**Try it**
Read the data below line by line and copy each one with "Connecting" in it.

(Page and application data records)
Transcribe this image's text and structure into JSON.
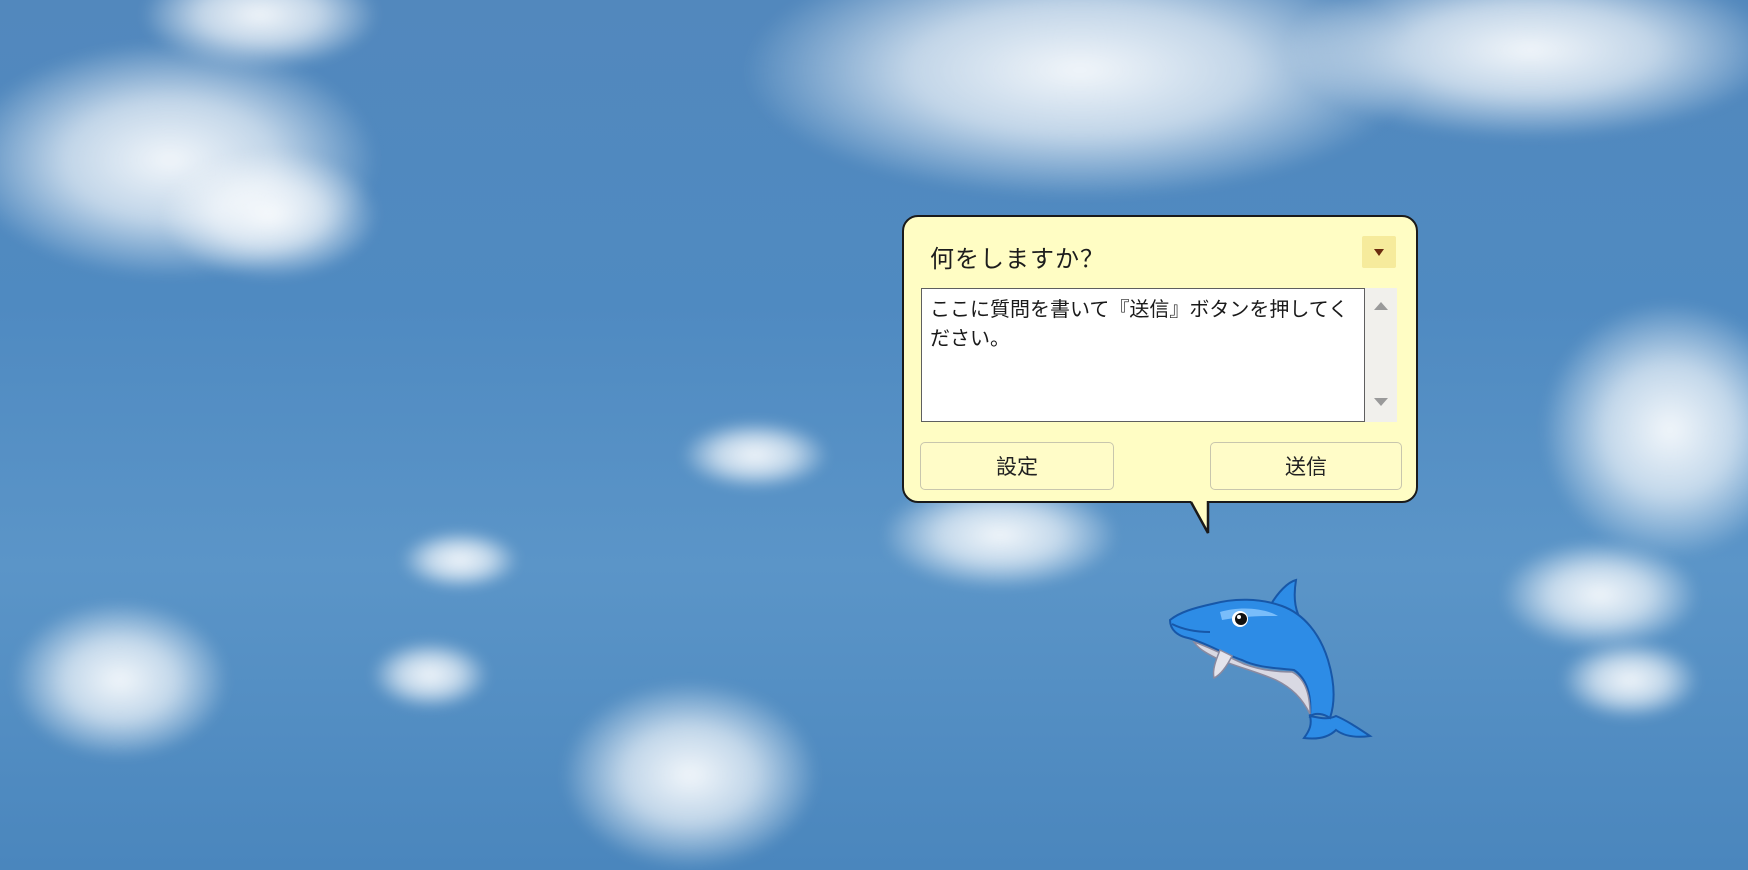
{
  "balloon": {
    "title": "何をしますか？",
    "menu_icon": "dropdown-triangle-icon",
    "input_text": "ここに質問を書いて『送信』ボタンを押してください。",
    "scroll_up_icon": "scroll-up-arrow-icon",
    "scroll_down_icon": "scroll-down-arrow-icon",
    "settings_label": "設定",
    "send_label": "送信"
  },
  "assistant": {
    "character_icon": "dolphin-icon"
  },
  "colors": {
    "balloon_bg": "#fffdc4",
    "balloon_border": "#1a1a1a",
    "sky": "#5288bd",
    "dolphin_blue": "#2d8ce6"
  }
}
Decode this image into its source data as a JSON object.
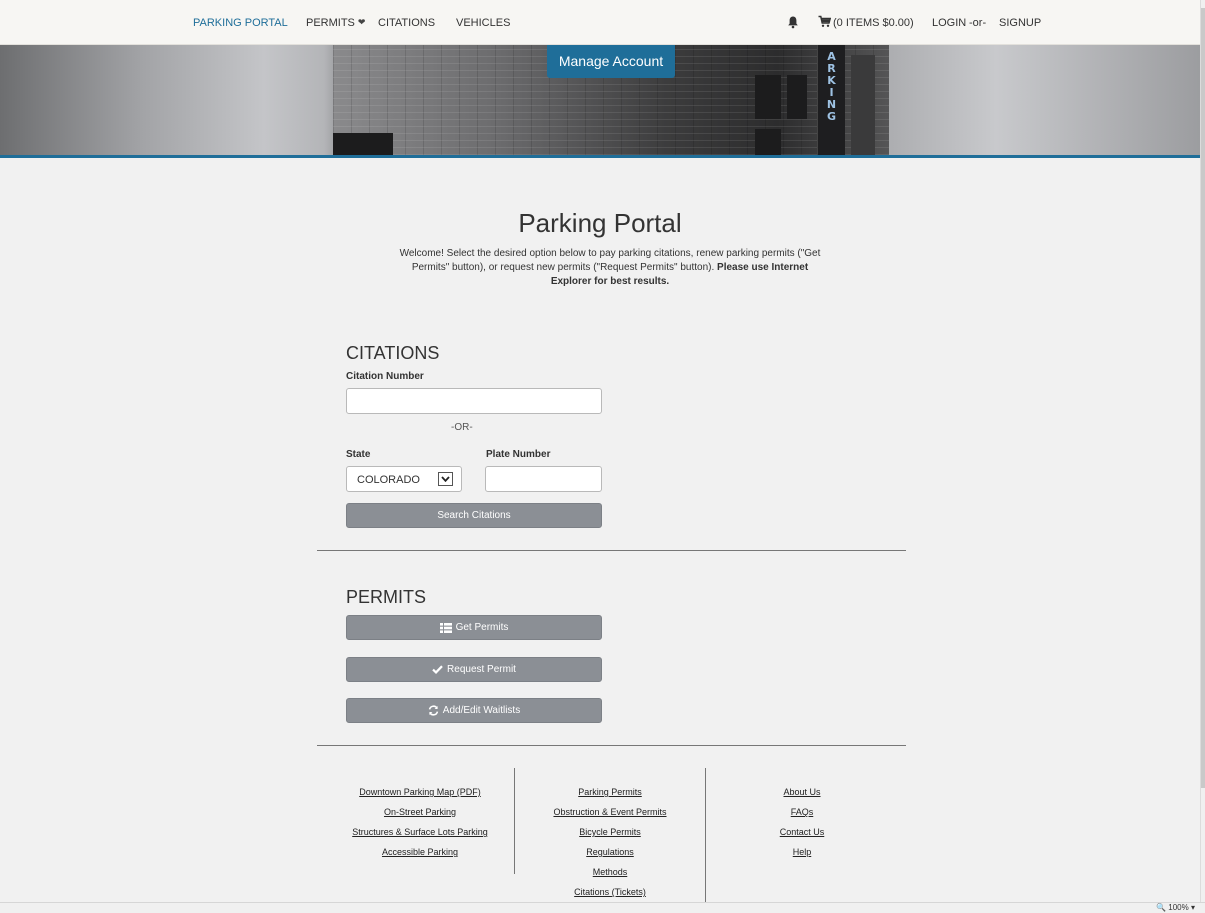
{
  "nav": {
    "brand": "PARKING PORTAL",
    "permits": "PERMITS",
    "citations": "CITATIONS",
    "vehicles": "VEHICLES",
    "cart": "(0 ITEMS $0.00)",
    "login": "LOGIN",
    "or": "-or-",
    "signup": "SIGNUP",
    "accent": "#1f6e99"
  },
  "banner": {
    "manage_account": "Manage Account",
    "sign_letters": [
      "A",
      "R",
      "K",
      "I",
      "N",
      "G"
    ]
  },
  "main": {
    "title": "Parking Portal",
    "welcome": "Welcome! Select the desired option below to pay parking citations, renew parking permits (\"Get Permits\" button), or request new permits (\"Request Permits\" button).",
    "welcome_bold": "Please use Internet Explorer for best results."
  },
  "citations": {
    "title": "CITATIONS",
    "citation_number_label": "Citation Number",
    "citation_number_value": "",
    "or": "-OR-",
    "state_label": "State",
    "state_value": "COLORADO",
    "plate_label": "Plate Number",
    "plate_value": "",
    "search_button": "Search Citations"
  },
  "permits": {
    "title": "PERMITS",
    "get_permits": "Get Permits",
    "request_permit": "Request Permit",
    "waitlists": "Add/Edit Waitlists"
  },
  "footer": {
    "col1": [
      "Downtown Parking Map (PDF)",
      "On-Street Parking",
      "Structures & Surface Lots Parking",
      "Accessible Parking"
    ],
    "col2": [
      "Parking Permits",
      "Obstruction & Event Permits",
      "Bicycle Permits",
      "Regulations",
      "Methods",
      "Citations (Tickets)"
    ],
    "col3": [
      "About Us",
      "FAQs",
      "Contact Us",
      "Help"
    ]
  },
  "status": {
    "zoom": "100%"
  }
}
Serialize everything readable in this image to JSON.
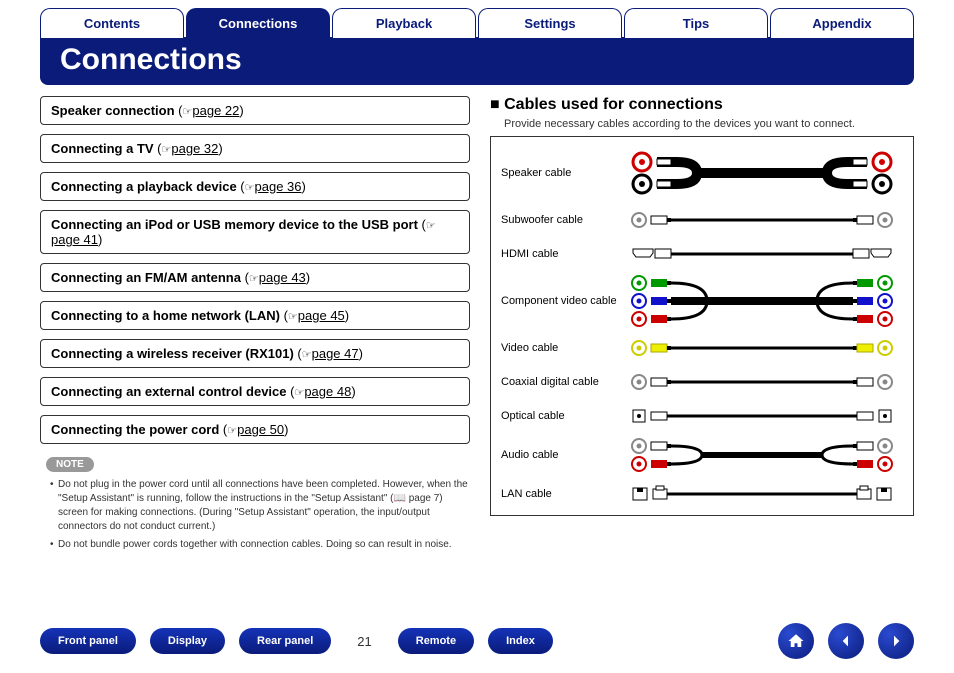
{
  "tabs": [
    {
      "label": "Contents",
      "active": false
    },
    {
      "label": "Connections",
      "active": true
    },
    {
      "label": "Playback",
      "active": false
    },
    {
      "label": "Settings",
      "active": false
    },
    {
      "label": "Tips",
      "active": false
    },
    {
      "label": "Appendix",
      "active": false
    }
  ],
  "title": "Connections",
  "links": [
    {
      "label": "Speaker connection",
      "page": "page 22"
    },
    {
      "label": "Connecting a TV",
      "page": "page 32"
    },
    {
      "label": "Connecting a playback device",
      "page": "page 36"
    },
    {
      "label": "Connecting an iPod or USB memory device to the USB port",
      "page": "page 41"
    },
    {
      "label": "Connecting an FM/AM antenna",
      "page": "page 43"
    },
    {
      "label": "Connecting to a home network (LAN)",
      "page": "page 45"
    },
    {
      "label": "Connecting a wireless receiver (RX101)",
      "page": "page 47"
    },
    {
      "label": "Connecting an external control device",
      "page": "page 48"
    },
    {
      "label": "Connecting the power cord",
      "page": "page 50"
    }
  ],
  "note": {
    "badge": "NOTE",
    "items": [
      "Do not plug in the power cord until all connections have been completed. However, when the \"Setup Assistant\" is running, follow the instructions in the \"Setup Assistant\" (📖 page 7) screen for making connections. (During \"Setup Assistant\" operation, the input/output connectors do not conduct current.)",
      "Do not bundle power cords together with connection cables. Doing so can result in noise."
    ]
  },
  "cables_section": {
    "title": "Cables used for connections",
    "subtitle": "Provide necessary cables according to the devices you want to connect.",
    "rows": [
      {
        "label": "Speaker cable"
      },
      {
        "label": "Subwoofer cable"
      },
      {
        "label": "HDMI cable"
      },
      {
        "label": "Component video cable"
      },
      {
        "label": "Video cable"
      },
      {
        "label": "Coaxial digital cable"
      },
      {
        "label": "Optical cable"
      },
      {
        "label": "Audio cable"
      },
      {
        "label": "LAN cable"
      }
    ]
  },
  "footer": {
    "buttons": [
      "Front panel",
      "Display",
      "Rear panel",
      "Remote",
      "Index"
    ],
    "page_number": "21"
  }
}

**Answer to this exercise**
      "label": "Connecting a TV",
      "label": "Connecting a playback device",
      "label": "Connecting an iPod or USB memory device to the USB port",
      "label": "Connecting an FM/AM antenna",
      "label": "Connecting to a home network (LAN)",
      "label": "Connecting a wireless receiver (RX101)",
      "label": "Connecting an external control device",
      "label": "Connecting the power cord",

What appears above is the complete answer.